*WHAT IS BEING ASKED*
Search the records below for the word "time". Copy each line where it occurs.

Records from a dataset
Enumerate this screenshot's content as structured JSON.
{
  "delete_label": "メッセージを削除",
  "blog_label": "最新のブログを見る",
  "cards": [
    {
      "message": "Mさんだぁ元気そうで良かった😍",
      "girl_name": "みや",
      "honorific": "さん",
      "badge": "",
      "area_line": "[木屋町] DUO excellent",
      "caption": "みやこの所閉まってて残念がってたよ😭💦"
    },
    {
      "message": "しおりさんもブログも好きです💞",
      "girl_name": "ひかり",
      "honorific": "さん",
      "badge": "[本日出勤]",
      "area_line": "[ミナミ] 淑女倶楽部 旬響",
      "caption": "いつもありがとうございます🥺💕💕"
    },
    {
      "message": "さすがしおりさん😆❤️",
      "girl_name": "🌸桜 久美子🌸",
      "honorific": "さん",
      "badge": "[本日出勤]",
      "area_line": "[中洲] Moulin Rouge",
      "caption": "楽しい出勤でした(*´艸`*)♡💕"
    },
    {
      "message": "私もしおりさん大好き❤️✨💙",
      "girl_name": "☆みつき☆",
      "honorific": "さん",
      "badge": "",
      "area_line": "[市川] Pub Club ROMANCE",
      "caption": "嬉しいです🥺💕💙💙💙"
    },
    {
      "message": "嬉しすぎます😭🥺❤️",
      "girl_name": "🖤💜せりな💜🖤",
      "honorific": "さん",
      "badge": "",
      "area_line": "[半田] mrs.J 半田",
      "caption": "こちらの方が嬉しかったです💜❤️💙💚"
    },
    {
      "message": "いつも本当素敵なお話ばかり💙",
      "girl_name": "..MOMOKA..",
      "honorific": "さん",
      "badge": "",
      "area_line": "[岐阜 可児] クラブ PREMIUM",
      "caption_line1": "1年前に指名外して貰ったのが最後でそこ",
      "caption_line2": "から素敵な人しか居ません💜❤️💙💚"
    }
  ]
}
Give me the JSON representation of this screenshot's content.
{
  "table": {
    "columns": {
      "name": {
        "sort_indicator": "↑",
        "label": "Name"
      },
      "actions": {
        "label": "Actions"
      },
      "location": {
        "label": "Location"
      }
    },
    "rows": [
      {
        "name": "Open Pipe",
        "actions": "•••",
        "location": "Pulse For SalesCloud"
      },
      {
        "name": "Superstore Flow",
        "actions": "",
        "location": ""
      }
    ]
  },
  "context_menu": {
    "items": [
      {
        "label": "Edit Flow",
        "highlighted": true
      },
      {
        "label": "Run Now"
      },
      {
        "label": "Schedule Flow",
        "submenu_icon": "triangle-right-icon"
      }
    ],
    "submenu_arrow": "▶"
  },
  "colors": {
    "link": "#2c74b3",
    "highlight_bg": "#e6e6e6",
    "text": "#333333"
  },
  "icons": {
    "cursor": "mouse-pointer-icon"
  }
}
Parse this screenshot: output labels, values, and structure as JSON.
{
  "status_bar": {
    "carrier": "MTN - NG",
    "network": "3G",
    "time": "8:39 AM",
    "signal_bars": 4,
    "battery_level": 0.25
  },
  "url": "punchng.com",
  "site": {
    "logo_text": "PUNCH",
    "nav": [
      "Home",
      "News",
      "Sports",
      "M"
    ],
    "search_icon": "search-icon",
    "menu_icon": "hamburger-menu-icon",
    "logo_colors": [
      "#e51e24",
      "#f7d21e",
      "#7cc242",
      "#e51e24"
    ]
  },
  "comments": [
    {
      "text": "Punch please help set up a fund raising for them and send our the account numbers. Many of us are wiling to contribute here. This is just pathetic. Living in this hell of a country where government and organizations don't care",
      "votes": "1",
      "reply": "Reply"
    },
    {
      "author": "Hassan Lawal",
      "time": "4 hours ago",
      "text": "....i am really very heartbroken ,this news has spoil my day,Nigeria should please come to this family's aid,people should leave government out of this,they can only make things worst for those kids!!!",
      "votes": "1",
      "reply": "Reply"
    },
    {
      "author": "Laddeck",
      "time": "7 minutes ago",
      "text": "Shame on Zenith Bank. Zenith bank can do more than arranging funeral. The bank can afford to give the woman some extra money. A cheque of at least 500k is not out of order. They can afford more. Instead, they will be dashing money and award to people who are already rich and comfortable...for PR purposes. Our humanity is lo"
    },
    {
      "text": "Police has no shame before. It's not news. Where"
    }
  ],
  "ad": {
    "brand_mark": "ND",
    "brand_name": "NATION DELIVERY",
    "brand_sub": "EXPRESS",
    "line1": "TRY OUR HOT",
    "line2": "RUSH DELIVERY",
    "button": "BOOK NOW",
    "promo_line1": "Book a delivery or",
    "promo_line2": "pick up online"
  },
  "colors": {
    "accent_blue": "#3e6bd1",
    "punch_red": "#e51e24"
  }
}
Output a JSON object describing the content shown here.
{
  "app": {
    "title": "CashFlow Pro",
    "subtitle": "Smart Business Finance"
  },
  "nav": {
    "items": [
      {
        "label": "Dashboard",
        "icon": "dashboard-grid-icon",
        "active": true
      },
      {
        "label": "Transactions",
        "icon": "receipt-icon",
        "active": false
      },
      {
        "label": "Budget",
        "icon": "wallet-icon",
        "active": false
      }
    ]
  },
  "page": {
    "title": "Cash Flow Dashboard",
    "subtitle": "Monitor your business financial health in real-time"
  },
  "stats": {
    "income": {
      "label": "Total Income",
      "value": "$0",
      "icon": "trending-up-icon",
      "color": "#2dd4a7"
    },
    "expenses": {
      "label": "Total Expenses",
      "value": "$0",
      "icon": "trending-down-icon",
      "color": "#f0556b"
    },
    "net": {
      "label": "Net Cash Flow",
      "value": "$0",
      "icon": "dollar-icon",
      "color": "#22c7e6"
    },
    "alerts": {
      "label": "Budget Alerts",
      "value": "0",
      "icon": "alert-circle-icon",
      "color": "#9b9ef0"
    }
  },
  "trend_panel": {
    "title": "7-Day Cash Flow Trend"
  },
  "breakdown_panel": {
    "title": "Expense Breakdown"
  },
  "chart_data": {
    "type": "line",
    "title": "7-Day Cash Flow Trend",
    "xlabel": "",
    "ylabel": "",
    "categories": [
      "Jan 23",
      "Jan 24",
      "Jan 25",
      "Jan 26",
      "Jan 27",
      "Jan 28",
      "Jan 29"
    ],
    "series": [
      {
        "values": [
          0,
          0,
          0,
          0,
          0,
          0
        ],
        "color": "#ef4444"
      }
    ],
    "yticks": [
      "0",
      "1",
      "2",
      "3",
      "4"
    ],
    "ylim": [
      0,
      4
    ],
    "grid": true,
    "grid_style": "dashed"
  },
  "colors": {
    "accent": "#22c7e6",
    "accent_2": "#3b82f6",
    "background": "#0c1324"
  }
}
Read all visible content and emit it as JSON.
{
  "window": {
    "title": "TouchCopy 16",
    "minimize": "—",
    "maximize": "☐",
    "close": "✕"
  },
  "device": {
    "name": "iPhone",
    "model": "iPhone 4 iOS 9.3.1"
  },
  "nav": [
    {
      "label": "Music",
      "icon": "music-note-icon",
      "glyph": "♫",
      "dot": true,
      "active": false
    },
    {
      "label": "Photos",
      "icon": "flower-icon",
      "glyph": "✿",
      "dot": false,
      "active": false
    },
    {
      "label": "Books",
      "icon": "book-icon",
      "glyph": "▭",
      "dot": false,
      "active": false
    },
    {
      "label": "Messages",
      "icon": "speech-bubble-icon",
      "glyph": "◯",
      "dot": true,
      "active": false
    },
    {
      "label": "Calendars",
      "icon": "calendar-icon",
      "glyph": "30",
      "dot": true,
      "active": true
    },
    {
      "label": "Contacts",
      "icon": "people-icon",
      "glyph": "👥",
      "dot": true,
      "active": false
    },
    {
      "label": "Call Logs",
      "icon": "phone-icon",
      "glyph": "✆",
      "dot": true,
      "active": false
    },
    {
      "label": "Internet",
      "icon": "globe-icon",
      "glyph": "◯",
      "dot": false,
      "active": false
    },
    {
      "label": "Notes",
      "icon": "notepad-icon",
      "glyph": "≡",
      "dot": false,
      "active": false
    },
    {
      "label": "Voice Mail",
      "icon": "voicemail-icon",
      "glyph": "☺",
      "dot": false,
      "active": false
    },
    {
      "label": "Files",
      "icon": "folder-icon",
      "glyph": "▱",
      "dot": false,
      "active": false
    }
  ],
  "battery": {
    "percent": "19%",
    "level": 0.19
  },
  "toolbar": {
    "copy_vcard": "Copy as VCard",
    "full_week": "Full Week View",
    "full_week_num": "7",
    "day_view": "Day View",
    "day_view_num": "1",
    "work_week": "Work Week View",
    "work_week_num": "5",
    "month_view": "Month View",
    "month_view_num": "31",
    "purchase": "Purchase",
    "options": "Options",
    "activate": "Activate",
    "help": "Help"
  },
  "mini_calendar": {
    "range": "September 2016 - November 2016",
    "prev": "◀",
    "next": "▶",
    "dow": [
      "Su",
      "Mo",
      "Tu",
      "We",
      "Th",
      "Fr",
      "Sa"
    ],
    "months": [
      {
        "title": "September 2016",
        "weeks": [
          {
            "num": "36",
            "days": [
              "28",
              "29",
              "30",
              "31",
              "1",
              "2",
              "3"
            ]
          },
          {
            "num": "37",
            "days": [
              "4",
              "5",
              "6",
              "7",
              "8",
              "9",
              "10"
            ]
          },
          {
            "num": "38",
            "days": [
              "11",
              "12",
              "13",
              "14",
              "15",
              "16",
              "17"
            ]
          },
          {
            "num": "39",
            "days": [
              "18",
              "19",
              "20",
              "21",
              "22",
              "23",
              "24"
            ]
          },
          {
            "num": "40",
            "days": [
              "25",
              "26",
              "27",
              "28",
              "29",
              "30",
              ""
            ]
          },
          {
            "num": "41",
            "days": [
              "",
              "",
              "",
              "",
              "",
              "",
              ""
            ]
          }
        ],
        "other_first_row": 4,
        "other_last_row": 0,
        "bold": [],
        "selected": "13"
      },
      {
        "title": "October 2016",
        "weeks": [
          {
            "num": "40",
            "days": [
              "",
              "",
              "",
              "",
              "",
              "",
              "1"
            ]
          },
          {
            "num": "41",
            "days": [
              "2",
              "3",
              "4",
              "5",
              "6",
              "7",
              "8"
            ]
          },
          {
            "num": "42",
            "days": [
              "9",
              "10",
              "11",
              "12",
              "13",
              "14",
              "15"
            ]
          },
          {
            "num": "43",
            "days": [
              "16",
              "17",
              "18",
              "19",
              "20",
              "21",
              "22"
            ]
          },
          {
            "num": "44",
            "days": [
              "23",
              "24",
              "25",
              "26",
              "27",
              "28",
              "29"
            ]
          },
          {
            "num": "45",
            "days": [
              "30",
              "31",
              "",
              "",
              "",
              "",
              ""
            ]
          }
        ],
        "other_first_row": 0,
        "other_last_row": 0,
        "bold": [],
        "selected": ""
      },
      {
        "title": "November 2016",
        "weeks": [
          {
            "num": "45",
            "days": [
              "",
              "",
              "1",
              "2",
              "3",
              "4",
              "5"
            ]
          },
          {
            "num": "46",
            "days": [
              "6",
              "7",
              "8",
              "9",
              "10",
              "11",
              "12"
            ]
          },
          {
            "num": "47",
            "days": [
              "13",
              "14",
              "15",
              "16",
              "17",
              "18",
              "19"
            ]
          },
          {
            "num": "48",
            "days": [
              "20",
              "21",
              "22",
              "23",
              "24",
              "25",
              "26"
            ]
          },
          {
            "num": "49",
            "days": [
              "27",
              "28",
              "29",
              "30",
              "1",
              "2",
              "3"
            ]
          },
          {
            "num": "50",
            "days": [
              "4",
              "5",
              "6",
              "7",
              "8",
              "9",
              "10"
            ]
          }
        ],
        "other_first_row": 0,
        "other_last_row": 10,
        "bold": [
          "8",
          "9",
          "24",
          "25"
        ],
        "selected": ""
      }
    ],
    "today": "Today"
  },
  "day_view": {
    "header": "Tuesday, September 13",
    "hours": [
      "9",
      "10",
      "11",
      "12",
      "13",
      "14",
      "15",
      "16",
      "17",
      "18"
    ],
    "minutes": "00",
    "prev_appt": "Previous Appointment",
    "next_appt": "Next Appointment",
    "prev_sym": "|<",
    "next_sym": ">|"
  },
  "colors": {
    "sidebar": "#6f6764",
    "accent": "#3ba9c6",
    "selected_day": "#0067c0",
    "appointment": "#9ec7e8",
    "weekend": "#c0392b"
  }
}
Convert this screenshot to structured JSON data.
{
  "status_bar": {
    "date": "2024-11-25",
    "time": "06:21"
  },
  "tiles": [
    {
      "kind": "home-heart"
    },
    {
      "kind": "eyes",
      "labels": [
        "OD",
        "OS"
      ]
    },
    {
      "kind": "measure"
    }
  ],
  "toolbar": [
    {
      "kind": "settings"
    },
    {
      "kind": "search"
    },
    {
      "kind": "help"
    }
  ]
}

*EXERCISE SOLUTION*
    "time": "8:39 AM",
      "time": "4 hours ago",
      "time": "7 minutes ago",
    "subtitle": "Monitor your business financial health in real-time"
    "time": "06:21"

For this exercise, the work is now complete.